It is important to note that my department is mindful of the need to strike an appropriate balance between historic resource concerns and economic considerations. For example, not all projects submitted for approval result in the issuance of requirements to undertake Historic Resources Impact Assessments. According to departmental statistics, approximately 57% of surface materials projects submitted for Historical Resources Act approvals are granted clearance without the need for assessment. It is also important to note that developers use the Listing of Historic Resources as a planning tool to avoid or limit their activities in areas that could be subject to regulatory requirements. The Listing is publicly accessible on my department’s website and any Albertan wishing to review this information is encouraged to do so.
For those surface materials mining activities that are proposed for highly sensitive areas, my department requires Historic Resources Impact Assessments prior to development impacts. These assessments are important as this industry’s activities result in total ground disturbance within project footprints. Due to the typical situation of these developments along major waterways, which are common locations for the discovery of both archaeological and palaeontological resources, these requirements regularly result in the unearthing of ancient artifacts and specimens. Recording and recovering these resources prior to development impacts, or requiring that developers avoid significant sites, ensures that Alberta’s historical record is preserved and protected. This is important, as these resources offer a window into the rich record of prehistoric life for which our province is justly famous and into the societies and cultures of the Indigenous peoples who have occupied this land for millennia.
Alberta does not assume the responsibility for costs of Historical Resources Act requirements issued to developers, or provide payments to landowners in the rare cases when development does not proceed. The obligation of commercial developers to assume the costs associated with addressing Historical Resources Act requirements is standard across all industry sectors. It is common for other Government of Alberta regulatory departments to issue requirements that involve studies (e.g., slope stability, vegetation inventories, rare species surveys) for which the developer is expected to pay the costs. This approach is also employed in jurisdictions across Canada. Our program has operated successfully in this manner for several decades.
As you know, the Legislative Assembly has established a Select Special Committee on Real Property Rights which is exploring some of the issues you raise. The committee is slated to issue a final report in June 2022, and its findings will be reviewed by my department to determine if changes to our regulatory approach are appropriate.
The Government of Alberta response indicates that there are no plans to consider changes or revisions to the current assessment process under the Historical Resources Act which requires developers to conduct historical resource assessments in areas deemed as likely to contain such resources.

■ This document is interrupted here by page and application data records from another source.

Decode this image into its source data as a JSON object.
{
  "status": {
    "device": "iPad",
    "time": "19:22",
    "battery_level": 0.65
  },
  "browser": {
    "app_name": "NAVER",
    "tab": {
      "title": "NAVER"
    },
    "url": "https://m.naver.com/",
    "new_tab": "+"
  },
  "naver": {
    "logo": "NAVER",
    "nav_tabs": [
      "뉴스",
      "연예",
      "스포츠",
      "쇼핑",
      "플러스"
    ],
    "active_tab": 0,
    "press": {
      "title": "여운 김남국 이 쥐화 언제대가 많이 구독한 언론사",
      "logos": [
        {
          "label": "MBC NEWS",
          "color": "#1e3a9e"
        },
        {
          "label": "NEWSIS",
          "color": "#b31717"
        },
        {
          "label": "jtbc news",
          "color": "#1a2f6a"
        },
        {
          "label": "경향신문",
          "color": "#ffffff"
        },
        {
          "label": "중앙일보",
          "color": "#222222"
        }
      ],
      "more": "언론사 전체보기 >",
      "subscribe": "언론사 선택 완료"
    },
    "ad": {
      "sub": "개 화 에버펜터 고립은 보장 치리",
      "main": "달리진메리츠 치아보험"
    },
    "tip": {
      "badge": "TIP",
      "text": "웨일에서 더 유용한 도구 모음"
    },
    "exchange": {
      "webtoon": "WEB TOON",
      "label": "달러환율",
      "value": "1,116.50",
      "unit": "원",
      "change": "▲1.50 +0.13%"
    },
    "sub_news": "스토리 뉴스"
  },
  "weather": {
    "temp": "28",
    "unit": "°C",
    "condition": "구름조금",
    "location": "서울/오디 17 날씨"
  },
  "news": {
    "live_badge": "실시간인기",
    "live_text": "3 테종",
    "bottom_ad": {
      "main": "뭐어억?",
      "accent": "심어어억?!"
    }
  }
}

The response also indicates no intention to develop a compensation mechanism for landowners in cases where property becomes undevelopable due to the discovery of historical resources.
RMA assigns this resolution a status of Intent Not Met and will continue to advocate for a mechanism to reduce the impacts of the historical resources assessment process on both landowners and developers.